## What you should do:
Your answer should hold all lines of the entries that include the word "Site".

## Data supplied:
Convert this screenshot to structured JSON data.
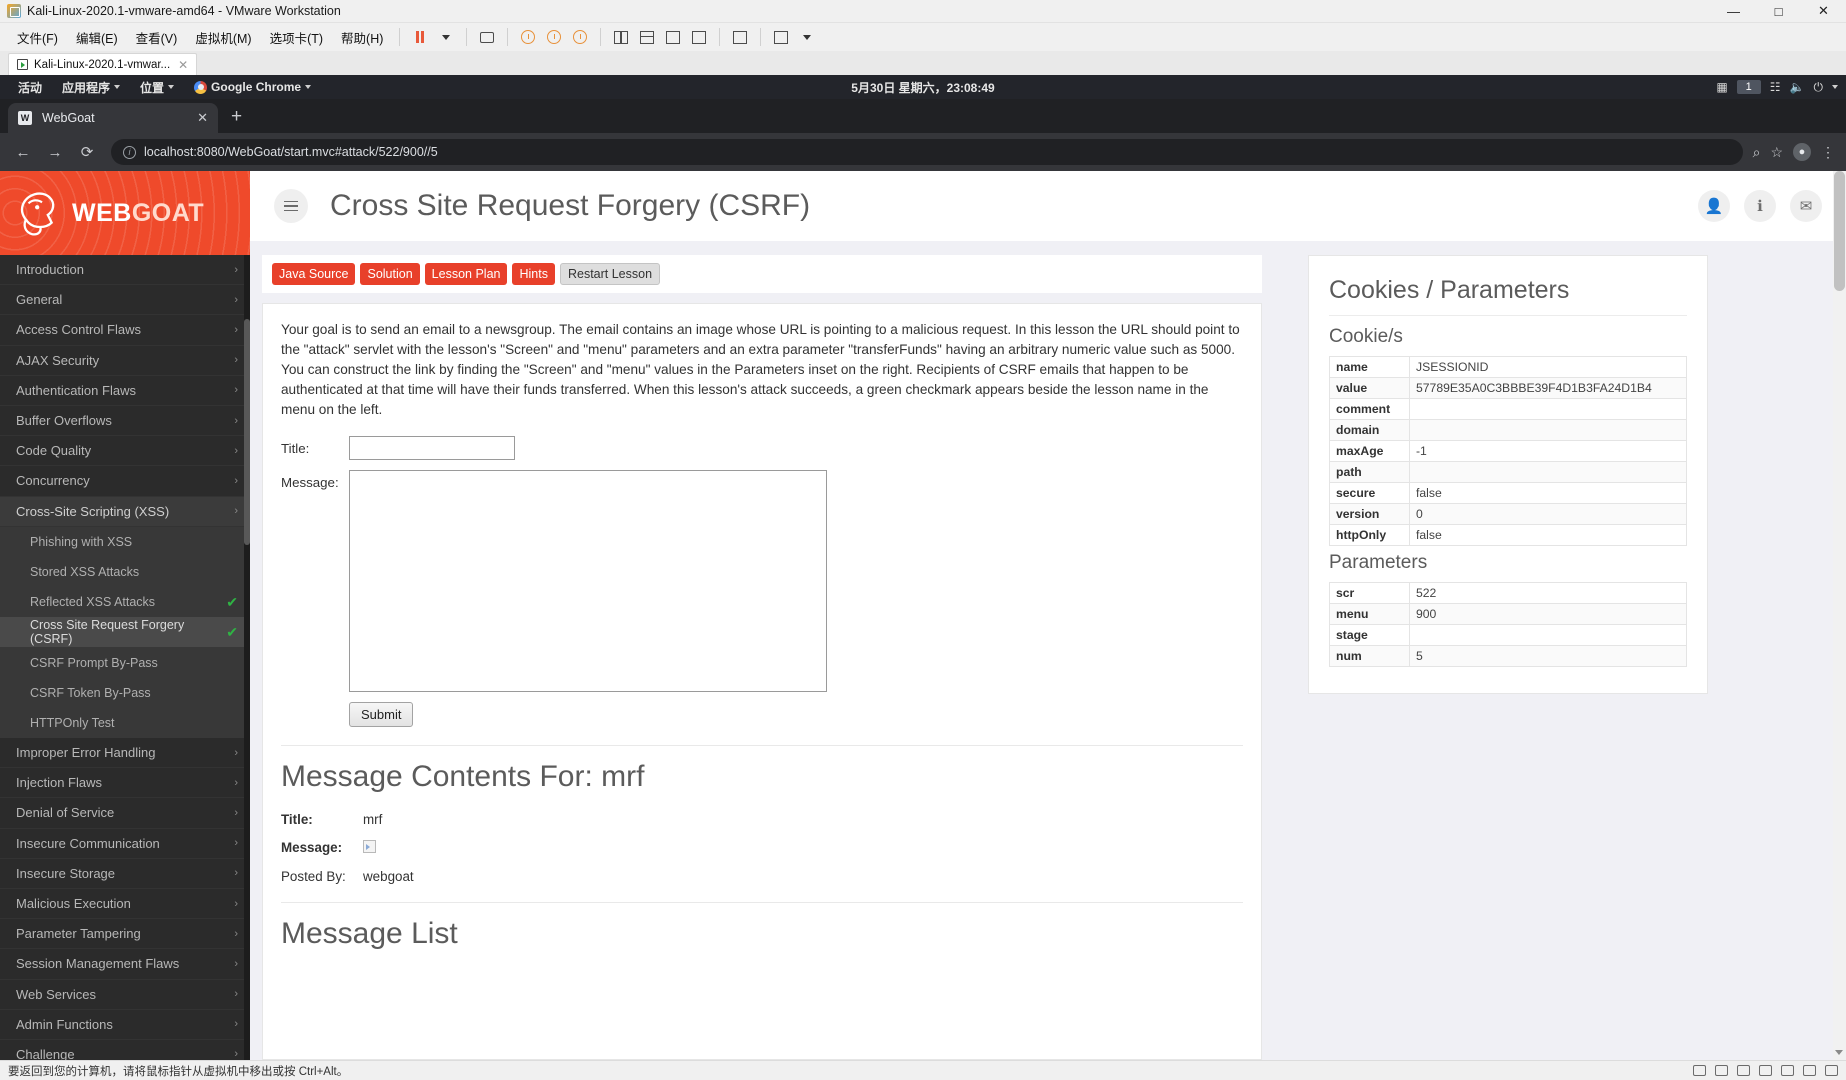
{
  "vmware": {
    "title": "Kali-Linux-2020.1-vmware-amd64 - VMware Workstation",
    "menu": [
      "文件(F)",
      "编辑(E)",
      "查看(V)",
      "虚拟机(M)",
      "选项卡(T)",
      "帮助(H)"
    ],
    "tab_label": "Kali-Linux-2020.1-vmwar...",
    "minimize": "—",
    "maximize": "□",
    "close": "✕",
    "status_text": "要返回到您的计算机，请将鼠标指针从虚拟机中移出或按 Ctrl+Alt。"
  },
  "gnome": {
    "activities": "活动",
    "applications": "应用程序",
    "places": "位置",
    "app_name": "Google Chrome",
    "clock": "5月30日 星期六，23:08:49",
    "workspace": "1"
  },
  "chrome": {
    "tab_title": "WebGoat",
    "tab_favicon": "W",
    "new_tab": "+",
    "close_tab": "✕",
    "back": "←",
    "forward": "→",
    "reload": "⟳",
    "url": "localhost:8080/WebGoat/start.mvc#attack/522/900//5",
    "zoom_icon": "⌕",
    "star_icon": "☆",
    "profile_icon": "●",
    "menu_icon": "⋮"
  },
  "webgoat": {
    "brand_part1": "WEB",
    "brand_part2": "GOAT",
    "page_title": "Cross Site Request Forgery (CSRF)",
    "header_icons": [
      "user-icon",
      "info-icon",
      "mail-icon"
    ],
    "menu": [
      {
        "label": "Introduction",
        "type": "category",
        "chevron": "›"
      },
      {
        "label": "General",
        "type": "category",
        "chevron": "›"
      },
      {
        "label": "Access Control Flaws",
        "type": "category",
        "chevron": "›"
      },
      {
        "label": "AJAX Security",
        "type": "category",
        "chevron": "›"
      },
      {
        "label": "Authentication Flaws",
        "type": "category",
        "chevron": "›"
      },
      {
        "label": "Buffer Overflows",
        "type": "category",
        "chevron": "›"
      },
      {
        "label": "Code Quality",
        "type": "category",
        "chevron": "›"
      },
      {
        "label": "Concurrency",
        "type": "category",
        "chevron": "›"
      },
      {
        "label": "Cross-Site Scripting (XSS)",
        "type": "category-open",
        "chevron": "›"
      },
      {
        "label": "Phishing with XSS",
        "type": "sub"
      },
      {
        "label": "Stored XSS Attacks",
        "type": "sub"
      },
      {
        "label": "Reflected XSS Attacks",
        "type": "sub",
        "completed": "✔"
      },
      {
        "label": "Cross Site Request Forgery (CSRF)",
        "type": "sub-selected",
        "completed": "✔"
      },
      {
        "label": "CSRF Prompt By-Pass",
        "type": "sub"
      },
      {
        "label": "CSRF Token By-Pass",
        "type": "sub"
      },
      {
        "label": "HTTPOnly Test",
        "type": "sub"
      },
      {
        "label": "Improper Error Handling",
        "type": "category",
        "chevron": "›"
      },
      {
        "label": "Injection Flaws",
        "type": "category",
        "chevron": "›"
      },
      {
        "label": "Denial of Service",
        "type": "category",
        "chevron": "›"
      },
      {
        "label": "Insecure Communication",
        "type": "category",
        "chevron": "›"
      },
      {
        "label": "Insecure Storage",
        "type": "category",
        "chevron": "›"
      },
      {
        "label": "Malicious Execution",
        "type": "category",
        "chevron": "›"
      },
      {
        "label": "Parameter Tampering",
        "type": "category",
        "chevron": "›"
      },
      {
        "label": "Session Management Flaws",
        "type": "category",
        "chevron": "›"
      },
      {
        "label": "Web Services",
        "type": "category",
        "chevron": "›"
      },
      {
        "label": "Admin Functions",
        "type": "category",
        "chevron": "›"
      },
      {
        "label": "Challenge",
        "type": "category",
        "chevron": "›"
      }
    ],
    "lesson_buttons": [
      {
        "label": "Java Source",
        "style": "red"
      },
      {
        "label": "Solution",
        "style": "red"
      },
      {
        "label": "Lesson Plan",
        "style": "red"
      },
      {
        "label": "Hints",
        "style": "red"
      },
      {
        "label": "Restart Lesson",
        "style": "grey"
      }
    ],
    "lesson_text": "Your goal is to send an email to a newsgroup. The email contains an image whose URL is pointing to a malicious request. In this lesson the URL should point to the \"attack\" servlet with the lesson's \"Screen\" and \"menu\" parameters and an extra parameter \"transferFunds\" having an arbitrary numeric value such as 5000. You can construct the link by finding the \"Screen\" and \"menu\" values in the Parameters inset on the right. Recipients of CSRF emails that happen to be authenticated at that time will have their funds transferred. When this lesson's attack succeeds, a green checkmark appears beside the lesson name in the menu on the left.",
    "form": {
      "title_label": "Title:",
      "title_value": "",
      "title_placeholder": "",
      "message_label": "Message:",
      "message_value": "",
      "message_placeholder": "",
      "submit_label": "Submit"
    },
    "message_contents": {
      "heading": "Message Contents For: mrf",
      "title_label": "Title:",
      "title_value": "mrf",
      "message_label": "Message:",
      "message_value": "broken-image-icon",
      "posted_by_label": "Posted By:",
      "posted_by_value": "webgoat"
    },
    "message_list_heading": "Message List"
  },
  "rail": {
    "heading": "Cookies / Parameters",
    "cookies_heading": "Cookie/s",
    "cookies": [
      {
        "key": "name",
        "value": "JSESSIONID"
      },
      {
        "key": "value",
        "value": "57789E35A0C3BBBE39F4D1B3FA24D1B4"
      },
      {
        "key": "comment",
        "value": ""
      },
      {
        "key": "domain",
        "value": ""
      },
      {
        "key": "maxAge",
        "value": "-1"
      },
      {
        "key": "path",
        "value": ""
      },
      {
        "key": "secure",
        "value": "false"
      },
      {
        "key": "version",
        "value": "0"
      },
      {
        "key": "httpOnly",
        "value": "false"
      }
    ],
    "parameters_heading": "Parameters",
    "parameters": [
      {
        "key": "scr",
        "value": "522"
      },
      {
        "key": "menu",
        "value": "900"
      },
      {
        "key": "stage",
        "value": ""
      },
      {
        "key": "num",
        "value": "5"
      }
    ]
  },
  "colors": {
    "webgoat_red": "#ef4a2b",
    "sidebar_bg": "#282828",
    "check_green": "#2fb344"
  }
}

## Result for this exercise:
    "page_title": "Cross Site Request Forgery (CSRF)",
        "label": "Cross-Site Scripting (XSS)",
        "label": "Cross Site Request Forgery (CSRF)",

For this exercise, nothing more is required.